Excerpts from an interface dataset:
= Beginning of Section =

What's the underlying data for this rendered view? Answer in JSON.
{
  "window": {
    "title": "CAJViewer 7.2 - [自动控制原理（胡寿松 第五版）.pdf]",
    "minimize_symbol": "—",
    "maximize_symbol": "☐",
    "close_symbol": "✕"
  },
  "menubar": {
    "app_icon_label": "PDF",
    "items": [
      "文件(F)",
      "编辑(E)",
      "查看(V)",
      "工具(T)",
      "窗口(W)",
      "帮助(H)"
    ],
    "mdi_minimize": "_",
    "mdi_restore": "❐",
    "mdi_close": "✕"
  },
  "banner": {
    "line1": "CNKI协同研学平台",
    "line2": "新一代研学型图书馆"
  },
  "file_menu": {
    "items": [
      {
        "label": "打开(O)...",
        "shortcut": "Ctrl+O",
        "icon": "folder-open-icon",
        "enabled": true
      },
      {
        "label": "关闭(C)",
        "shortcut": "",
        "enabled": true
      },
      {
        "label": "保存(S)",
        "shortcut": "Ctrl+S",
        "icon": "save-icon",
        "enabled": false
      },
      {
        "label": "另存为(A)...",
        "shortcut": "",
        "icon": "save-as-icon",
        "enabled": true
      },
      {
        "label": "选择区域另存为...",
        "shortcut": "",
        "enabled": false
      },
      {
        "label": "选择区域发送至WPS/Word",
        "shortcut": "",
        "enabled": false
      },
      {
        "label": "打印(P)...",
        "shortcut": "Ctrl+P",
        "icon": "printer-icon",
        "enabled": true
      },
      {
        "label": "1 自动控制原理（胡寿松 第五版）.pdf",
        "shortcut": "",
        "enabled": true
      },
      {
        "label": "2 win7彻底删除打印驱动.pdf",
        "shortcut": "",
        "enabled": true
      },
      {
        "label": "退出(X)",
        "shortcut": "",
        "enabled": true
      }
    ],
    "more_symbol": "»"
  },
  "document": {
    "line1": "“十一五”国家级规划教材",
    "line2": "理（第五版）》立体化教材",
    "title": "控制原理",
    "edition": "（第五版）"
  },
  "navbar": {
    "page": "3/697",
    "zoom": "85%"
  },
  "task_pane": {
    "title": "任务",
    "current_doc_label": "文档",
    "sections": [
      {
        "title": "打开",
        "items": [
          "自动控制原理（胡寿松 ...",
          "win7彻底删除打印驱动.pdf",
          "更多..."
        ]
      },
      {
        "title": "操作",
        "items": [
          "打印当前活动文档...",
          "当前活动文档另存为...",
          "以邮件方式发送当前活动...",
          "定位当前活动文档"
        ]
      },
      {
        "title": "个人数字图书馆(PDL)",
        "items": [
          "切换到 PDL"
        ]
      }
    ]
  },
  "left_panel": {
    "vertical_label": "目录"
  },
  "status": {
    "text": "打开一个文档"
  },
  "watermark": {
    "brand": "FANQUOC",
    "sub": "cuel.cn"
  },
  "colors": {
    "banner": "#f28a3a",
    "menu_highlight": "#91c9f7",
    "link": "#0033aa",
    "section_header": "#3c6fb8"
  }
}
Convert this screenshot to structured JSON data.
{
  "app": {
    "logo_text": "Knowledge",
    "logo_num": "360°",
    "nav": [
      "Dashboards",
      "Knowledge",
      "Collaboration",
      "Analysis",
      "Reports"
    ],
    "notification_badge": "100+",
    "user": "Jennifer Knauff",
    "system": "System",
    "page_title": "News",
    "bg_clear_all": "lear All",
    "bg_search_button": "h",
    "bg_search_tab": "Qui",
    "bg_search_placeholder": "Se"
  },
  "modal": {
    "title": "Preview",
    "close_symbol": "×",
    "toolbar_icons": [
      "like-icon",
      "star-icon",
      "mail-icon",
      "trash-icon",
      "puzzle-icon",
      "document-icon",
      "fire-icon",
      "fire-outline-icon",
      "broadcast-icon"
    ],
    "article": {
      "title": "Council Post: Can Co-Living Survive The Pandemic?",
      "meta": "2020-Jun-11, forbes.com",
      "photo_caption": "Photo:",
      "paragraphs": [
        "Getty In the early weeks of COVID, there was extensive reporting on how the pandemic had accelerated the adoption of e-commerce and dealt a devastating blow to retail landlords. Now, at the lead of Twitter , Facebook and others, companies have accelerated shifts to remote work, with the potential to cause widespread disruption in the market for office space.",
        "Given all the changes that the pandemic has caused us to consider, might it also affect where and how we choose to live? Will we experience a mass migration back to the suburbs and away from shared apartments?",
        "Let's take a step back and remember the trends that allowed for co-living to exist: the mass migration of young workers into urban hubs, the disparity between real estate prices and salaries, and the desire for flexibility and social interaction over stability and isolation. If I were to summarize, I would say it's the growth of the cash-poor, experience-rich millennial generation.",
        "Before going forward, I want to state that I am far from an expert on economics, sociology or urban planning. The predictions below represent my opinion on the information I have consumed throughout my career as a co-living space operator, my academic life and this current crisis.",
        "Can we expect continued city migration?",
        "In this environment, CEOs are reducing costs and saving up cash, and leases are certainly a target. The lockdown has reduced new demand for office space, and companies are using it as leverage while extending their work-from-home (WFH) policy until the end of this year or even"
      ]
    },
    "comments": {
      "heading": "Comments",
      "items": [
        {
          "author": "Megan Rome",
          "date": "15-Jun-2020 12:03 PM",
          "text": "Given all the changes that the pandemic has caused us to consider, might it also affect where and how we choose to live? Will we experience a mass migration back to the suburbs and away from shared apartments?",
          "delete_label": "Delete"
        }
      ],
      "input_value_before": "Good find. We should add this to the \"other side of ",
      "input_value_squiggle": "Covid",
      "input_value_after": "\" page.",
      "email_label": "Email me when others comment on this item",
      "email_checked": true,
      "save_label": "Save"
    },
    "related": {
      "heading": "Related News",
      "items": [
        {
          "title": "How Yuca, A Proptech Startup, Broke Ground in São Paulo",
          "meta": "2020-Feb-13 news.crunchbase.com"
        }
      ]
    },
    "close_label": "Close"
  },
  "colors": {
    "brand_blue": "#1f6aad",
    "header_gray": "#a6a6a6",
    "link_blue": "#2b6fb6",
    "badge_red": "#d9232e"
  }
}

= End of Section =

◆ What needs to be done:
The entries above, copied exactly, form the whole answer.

◆ Exercise solution:
What's the underlying data for this rendered view? Answer in JSON.
{
  "window": {
    "title": "CAJViewer 7.2 - [自动控制原理（胡寿松 第五版）.pdf]",
    "minimize_symbol": "—",
    "maximize_symbol": "☐",
    "close_symbol": "✕"
  },
  "menubar": {
    "app_icon_label": "PDF",
    "items": [
      "文件(F)",
      "编辑(E)",
      "查看(V)",
      "工具(T)",
      "窗口(W)",
      "帮助(H)"
    ],
    "mdi_minimize": "_",
    "mdi_restore": "❐",
    "mdi_close": "✕"
  },
  "banner": {
    "line1": "CNKI协同研学平台",
    "line2": "新一代研学型图书馆"
  },
  "file_menu": {
    "items": [
      {
        "label": "打开(O)...",
        "shortcut": "Ctrl+O",
        "icon": "folder-open-icon",
        "enabled": true
      },
      {
        "label": "关闭(C)",
        "shortcut": "",
        "enabled": true
      },
      {
        "label": "保存(S)",
        "shortcut": "Ctrl+S",
        "icon": "save-icon",
        "enabled": false
      },
      {
        "label": "另存为(A)...",
        "shortcut": "",
        "icon": "save-as-icon",
        "enabled": true
      },
      {
        "label": "选择区域另存为...",
        "shortcut": "",
        "enabled": false
      },
      {
        "label": "选择区域发送至WPS/Word",
        "shortcut": "",
        "enabled": false
      },
      {
        "label": "打印(P)...",
        "shortcut": "Ctrl+P",
        "icon": "printer-icon",
        "enabled": true
      },
      {
        "label": "1 自动控制原理（胡寿松 第五版）.pdf",
        "shortcut": "",
        "enabled": true
      },
      {
        "label": "2 win7彻底删除打印驱动.pdf",
        "shortcut": "",
        "enabled": true
      },
      {
        "label": "退出(X)",
        "shortcut": "",
        "enabled": true
      }
    ],
    "more_symbol": "»"
  },
  "document": {
    "line1": "“十一五”国家级规划教材",
    "line2": "理（第五版）》立体化教材",
    "title": "控制原理",
    "edition": "（第五版）"
  },
  "navbar": {
    "page": "3/697",
    "zoom": "85%"
  },
  "task_pane": {
    "title": "任务",
    "current_doc_label": "文档",
    "sections": [
      {
        "title": "打开",
        "items": [
          "自动控制原理（胡寿松 ...",
          "win7彻底删除打印驱动.pdf",
          "更多..."
        ]
      },
      {
        "title": "操作",
        "items": [
          "打印当前活动文档...",
          "当前活动文档另存为...",
          "以邮件方式发送当前活动...",
          "定位当前活动文档"
        ]
      },
      {
        "title": "个人数字图书馆(PDL)",
        "items": [
          "切换到 PDL"
        ]
      }
    ]
  },
  "left_panel": {
    "vertical_label": "目录"
  },
  "status": {
    "text": "打开一个文档"
  },
  "watermark": {
    "brand": "FANQUOC",
    "sub": "cuel.cn"
  },
  "colors": {
    "banner": "#f28a3a",
    "menu_highlight": "#91c9f7",
    "link": "#0033aa",
    "section_header": "#3c6fb8"
  }
}
Convert this screenshot to structured JSON data.
{
  "app": {
    "logo_text": "Knowledge",
    "logo_num": "360°",
    "nav": [
      "Dashboards",
      "Knowledge",
      "Collaboration",
      "Analysis",
      "Reports"
    ],
    "notification_badge": "100+",
    "user": "Jennifer Knauff",
    "system": "System",
    "page_title": "News",
    "bg_clear_all": "lear All",
    "bg_search_button": "h",
    "bg_search_tab": "Qui",
    "bg_search_placeholder": "Se"
  },
  "modal": {
    "title": "Preview",
    "close_symbol": "×",
    "toolbar_icons": [
      "like-icon",
      "star-icon",
      "mail-icon",
      "trash-icon",
      "puzzle-icon",
      "document-icon",
      "fire-icon",
      "fire-outline-icon",
      "broadcast-icon"
    ],
    "article": {
      "title": "Council Post: Can Co-Living Survive The Pandemic?",
      "meta": "2020-Jun-11, forbes.com",
      "photo_caption": "Photo:",
      "paragraphs": [
        "Getty In the early weeks of COVID, there was extensive reporting on how the pandemic had accelerated the adoption of e-commerce and dealt a devastating blow to retail landlords. Now, at the lead of Twitter , Facebook and others, companies have accelerated shifts to remote work, with the potential to cause widespread disruption in the market for office space.",
        "Given all the changes that the pandemic has caused us to consider, might it also affect where and how we choose to live? Will we experience a mass migration back to the suburbs and away from shared apartments?",
        "Let's take a step back and remember the trends that allowed for co-living to exist: the mass migration of young workers into urban hubs, the disparity between real estate prices and salaries, and the desire for flexibility and social interaction over stability and isolation. If I were to summarize, I would say it's the growth of the cash-poor, experience-rich millennial generation.",
        "Before going forward, I want to state that I am far from an expert on economics, sociology or urban planning. The predictions below represent my opinion on the information I have consumed throughout my career as a co-living space operator, my academic life and this current crisis.",
        "Can we expect continued city migration?",
        "In this environment, CEOs are reducing costs and saving up cash, and leases are certainly a target. The lockdown has reduced new demand for office space, and companies are using it as leverage while extending their work-from-home (WFH) policy until the end of this year or even"
      ]
    },
    "comments": {
      "heading": "Comments",
      "items": [
        {
          "author": "Megan Rome",
          "date": "15-Jun-2020 12:03 PM",
          "text": "Given all the changes that the pandemic has caused us to consider, might it also affect where and how we choose to live? Will we experience a mass migration back to the suburbs and away from shared apartments?",
          "delete_label": "Delete"
        }
      ],
      "input_value_before": "Good find. We should add this to the \"other side of ",
      "input_value_squiggle": "Covid",
      "input_value_after": "\" page.",
      "email_label": "Email me when others comment on this item",
      "email_checked": true,
      "save_label": "Save"
    },
    "related": {
      "heading": "Related News",
      "items": [
        {
          "title": "How Yuca, A Proptech Startup, Broke Ground in São Paulo",
          "meta": "2020-Feb-13 news.crunchbase.com"
        }
      ]
    },
    "close_label": "Close"
  },
  "colors": {
    "brand_blue": "#1f6aad",
    "header_gray": "#a6a6a6",
    "link_blue": "#2b6fb6",
    "badge_red": "#d9232e"
  }
}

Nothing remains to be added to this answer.